Of all the elements of Christianity, the most repugnant is the notion of the Christ who took our sins upon himself and sacrificed his body in agony to save our souls. Did we ask him to? Polly Toynbee

The cross is still a cause of offence to those who are perishing.

Charles Finney’s Defective Theology

October 25, 2008

Denying original sin, Finney asserted that we are only guilty and corrupt when we choose to sin, Christ’s work on the cross couldn’t have paid our debt but could only serve as a moral example and influence to persuade us to repent and be obedient. “If he had obeyed the Law as our substitute then why should our own return to personal obedience be insisted upon as a sine qua non of our salvation?” So Finney goes on to write, “the atonement is simply an incentive to virtue,” rejecting the view that “the atonement is a literal payment of a debt” Finney can only concede it is “true that the atonement of itself does not secure the salvation of anyone.” Justification by the imputation of Christ’s righteousness Finney says, “is not only absurd, but undermines all motivation for personal holiness. The new birth is not a divine gift, but the result of a rational choice to turn from sin to obedience.” In fact, his most famous sermon was “Sinners Bound to Change Their Own Hearts.” Christians can perfectly obey God in this life if they choose and only in this way are they justified. In fact, he adds, “Full present obedience is a condition of justification. No one can be justified while sin, any degree of sin, remains in him.”
Finney declared concerning the Reformation formula “simultaneously justified and sinful,” “this error has slain more souls I fear than all the Universalism that ever cursed the world. For whenever a Christian sins he comes under condemnation and must repent and do his first works or be lost. As I have already said,” he writes “there can be no justification in a legal or forensic sense but upon the ground of universal, perfect, and uninterrupted obedience to Law. The doctrine of an imputed righteousness or that Christ’s obedience to the Law was credited as our obedience is founded on a most false and nonsensical assumption.
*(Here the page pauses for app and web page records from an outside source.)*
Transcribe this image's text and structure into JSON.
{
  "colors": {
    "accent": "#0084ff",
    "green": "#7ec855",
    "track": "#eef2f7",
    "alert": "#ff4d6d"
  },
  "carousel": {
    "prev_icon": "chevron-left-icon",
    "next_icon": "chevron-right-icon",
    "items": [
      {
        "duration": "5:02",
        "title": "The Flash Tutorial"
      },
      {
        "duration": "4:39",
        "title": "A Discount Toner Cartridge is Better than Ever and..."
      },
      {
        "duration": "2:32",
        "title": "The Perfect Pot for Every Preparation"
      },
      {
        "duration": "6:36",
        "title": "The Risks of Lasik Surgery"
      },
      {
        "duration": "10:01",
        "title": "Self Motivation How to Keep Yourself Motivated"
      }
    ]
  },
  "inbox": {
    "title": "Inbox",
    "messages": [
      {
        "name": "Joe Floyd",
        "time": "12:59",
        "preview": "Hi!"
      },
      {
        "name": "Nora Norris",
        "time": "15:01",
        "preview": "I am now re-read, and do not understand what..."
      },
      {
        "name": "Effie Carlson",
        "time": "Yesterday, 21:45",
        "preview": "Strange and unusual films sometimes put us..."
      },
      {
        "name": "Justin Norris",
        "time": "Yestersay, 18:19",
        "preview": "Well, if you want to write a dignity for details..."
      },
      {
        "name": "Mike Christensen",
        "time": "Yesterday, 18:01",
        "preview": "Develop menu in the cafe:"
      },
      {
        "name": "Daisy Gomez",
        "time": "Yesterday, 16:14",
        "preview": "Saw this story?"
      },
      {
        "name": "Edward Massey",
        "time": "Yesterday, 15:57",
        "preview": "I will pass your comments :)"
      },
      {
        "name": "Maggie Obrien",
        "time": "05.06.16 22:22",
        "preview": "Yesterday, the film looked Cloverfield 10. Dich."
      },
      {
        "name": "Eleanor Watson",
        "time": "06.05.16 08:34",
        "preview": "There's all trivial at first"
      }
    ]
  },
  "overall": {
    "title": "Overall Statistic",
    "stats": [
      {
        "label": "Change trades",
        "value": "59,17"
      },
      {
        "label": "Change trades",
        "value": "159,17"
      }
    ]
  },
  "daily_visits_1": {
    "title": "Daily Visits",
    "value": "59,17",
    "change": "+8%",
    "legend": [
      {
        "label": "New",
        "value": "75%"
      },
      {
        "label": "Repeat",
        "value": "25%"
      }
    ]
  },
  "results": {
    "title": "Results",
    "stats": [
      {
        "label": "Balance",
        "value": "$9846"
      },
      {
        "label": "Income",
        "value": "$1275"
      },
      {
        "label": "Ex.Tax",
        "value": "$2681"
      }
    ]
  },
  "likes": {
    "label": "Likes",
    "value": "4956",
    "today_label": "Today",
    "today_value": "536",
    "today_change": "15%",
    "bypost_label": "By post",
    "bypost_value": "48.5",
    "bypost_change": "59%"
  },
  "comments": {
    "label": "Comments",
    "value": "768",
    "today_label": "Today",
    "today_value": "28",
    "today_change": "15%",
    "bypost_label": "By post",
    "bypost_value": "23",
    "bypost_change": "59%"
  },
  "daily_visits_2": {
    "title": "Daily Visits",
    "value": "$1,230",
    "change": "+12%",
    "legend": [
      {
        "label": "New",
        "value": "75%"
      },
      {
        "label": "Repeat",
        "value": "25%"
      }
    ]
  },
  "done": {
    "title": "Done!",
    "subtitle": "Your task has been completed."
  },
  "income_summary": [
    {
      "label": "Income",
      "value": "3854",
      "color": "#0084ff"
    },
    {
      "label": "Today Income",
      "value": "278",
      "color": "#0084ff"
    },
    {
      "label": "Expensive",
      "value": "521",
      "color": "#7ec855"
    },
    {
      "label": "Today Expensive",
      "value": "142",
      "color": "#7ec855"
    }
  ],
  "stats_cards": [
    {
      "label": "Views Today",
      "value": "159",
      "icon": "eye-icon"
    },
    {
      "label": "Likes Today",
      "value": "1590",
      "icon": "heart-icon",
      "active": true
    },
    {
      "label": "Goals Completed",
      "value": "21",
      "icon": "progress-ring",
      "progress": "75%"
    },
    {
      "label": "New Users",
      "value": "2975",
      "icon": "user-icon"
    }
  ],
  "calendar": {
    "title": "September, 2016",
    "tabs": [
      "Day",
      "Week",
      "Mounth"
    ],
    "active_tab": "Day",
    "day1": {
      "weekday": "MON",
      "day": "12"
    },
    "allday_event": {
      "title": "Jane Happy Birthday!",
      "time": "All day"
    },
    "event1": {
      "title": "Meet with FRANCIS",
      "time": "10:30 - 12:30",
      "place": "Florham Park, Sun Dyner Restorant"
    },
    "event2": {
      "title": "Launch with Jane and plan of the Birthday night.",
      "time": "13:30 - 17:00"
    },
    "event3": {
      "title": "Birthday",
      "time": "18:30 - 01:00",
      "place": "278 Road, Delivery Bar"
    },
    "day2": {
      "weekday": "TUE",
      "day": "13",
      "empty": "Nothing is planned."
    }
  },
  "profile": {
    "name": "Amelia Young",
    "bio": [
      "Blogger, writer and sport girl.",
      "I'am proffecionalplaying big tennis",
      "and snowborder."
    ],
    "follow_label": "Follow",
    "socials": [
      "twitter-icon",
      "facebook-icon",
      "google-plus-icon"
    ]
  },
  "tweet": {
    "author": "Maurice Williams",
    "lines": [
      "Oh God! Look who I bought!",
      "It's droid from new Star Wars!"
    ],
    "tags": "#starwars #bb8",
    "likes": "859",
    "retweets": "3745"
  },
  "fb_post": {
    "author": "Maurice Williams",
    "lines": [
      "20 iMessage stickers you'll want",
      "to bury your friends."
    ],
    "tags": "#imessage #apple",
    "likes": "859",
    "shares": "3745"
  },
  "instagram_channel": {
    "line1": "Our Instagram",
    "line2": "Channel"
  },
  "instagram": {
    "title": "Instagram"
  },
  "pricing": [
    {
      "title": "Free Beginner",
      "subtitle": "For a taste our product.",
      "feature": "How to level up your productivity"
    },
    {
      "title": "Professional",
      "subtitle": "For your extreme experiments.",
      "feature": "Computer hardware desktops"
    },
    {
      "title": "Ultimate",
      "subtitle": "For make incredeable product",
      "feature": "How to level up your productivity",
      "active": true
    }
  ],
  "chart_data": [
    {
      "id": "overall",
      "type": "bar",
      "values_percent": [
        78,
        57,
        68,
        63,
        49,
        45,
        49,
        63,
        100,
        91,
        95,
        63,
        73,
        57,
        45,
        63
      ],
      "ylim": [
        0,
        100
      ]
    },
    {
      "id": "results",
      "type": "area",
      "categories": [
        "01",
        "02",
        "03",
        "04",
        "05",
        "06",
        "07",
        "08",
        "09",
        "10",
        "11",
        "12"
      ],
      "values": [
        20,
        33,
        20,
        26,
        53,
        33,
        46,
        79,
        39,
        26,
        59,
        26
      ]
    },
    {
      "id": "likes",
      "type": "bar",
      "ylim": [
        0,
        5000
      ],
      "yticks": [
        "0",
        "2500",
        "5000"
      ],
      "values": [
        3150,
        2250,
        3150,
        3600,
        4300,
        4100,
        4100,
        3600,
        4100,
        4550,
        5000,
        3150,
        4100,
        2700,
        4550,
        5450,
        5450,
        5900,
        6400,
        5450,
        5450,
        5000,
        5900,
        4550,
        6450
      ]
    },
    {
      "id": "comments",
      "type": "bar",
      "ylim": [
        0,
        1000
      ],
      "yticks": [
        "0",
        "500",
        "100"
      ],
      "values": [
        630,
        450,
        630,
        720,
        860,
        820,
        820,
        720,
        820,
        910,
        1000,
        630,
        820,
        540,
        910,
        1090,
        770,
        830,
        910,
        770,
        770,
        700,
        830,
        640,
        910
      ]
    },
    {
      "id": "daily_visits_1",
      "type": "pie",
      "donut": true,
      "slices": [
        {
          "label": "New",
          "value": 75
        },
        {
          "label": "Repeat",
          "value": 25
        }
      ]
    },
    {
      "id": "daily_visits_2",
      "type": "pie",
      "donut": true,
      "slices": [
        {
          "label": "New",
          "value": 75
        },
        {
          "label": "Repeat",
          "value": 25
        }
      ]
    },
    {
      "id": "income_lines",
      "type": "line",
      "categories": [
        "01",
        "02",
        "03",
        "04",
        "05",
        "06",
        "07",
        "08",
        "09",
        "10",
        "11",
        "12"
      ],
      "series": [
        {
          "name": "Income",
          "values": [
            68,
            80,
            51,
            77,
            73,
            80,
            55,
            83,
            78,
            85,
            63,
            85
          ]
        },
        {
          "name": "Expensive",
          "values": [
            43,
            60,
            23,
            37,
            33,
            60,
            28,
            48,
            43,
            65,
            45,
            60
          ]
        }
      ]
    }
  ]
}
For Christ’s righteousness could do more than justify himself, it could never be imputed to us. It was naturally impossible, then, for him then to obey in our behalf. Representing the atonement as the ground of the sinner’s justification has been a sad occasion of stumbling for many.” Referring to the framers of the Westminster Confession of Faith and their view of an imputed righteousness Finney writes, “If this is not antinomianism then I don’t know what is.”
Folks, this is exactly the heresy that we have identified from the church councils of the fifth and sixth centuries. It is remarkable that the catholic church in fifth and sixth centuries recognized these very positions as outside the bounds of the Christian faith, while Billy Graham can say of Charles Finney that he was the greatest evangelist since the Apostle Paul. And this is a concern that is hardly limited to a few grumpy Calvinists and Lutherans. “Self salvation is the goal of much of our preaching,” complains United Methodist Bishop William Willimon and he says in this respect, “we are heirs of Charles G. Finney who thought that conversion was not a miracle, but a purely philosophical result of the right use of constituted means.

Michael Horton, White Horse Inn